May 18, 2010
When I ran to be Mayor of Austin back in 1997, I promised I’d get us started on building a new City Hall. Not being an architect, I brought what you could call a learned practicality and common-sense approach to the process.
Here’s the thing: at the old City Hall, there was just one way from the Mayor’s office to the men’s room – through a public hallway. So some folks – almost all of whom had already talked with me and made their positions quite clear – would simply lurk in that hallway, wait as long as it took, and walk me to the toilet to keep pushing their point.
If the person in question was a man, he’d often follow me into the restroom. Most women would go as far as they could without crossing the threshold, but some pushed it a little. Once, someone held the door as I entered, and then she sort of stepped through the doorway. I asked her if she was really going to follow me in, and I’ll never forget the look on her face as she seriously weighed her options.
So, when it came time to build the new City Hall, I made only a couple of suggestions. One was that the mayor didn’t need a private restroom – just a way to get to the restroom privately. The architects took my suggestion to heart, and there’s now a restroom that more than the mayor can access, but few can access the mayor when he or she has to, y’know …
I figure this is one of my prouder architectural contributions to our city. Thankfully, it’s finally receiving the recognition it deserves.
Our current mayor, Lee Leffingwell, heard the story of why, from now on, nature’s call won’t necessarily be interrupted by a constituent one. And he saw to it that the genius behind the idea was properly recognized:
So in Austin, people now may go to the restroom, the baño, the loo, the head, the john, and … the kirk. My parents would have been so proud.
If you absolutely, positively must catch one policy conversation this week at an unusually (some might say appallingly) early hour, may I suggest this one?
The Texas Tribune, of course, is the relatively recent and very welcome newcomer to Texas’ journalistic landscape. For the last several months, the good Tribune folks have been getting up early every week or two to host an interview between at least one prominent Texas political figure and Evan Smith, the website’s editor-in-chief and our city’s Secretary of Ubiquitousness.
Tomorrow is my turn.
I’m not sure just what will be on the agenda. Certainly some budget talk. A bit of politics, I imagine. Maybe some grunning.
All I know for sure is that it will easily be the most interesting thing going on at 7:30 tomorrow morning. At least, unless there’s some insanely early Iron Man 2 showing I don’t know about.

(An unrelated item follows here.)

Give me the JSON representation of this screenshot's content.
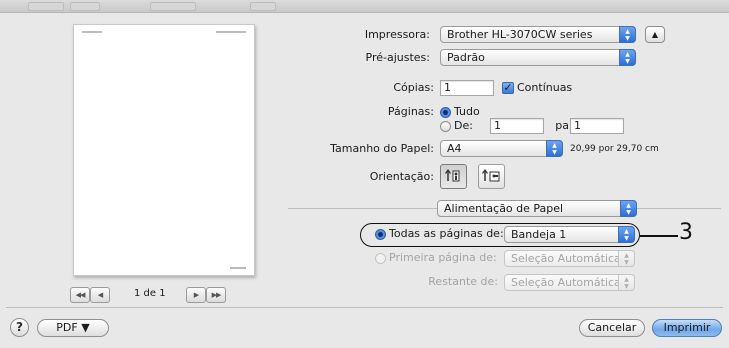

Seriously, I hope to see you at the Austin Club tomorrow morning at 7:30. Should be interesting.
Here’s another reminder about the new feature on kirkwatson.com, Texas Questions.
As I explained last week, this is my effort to open a forum where you can ask the tough questions that our leaders too often fail to answer or, seemingly, even hear – despite the fact that the answers will determine where Texas is now and where it’s headed.
We’ve already had a great response, and I’m looking forward to sharing some of the questions with you in the Watson Wire over the next few weeks and at the Texas Democratic Convention next month.
So just take a minute, head over to Texas Questions, and ask what needs to be asked. Then we can start getting the answers you deserve.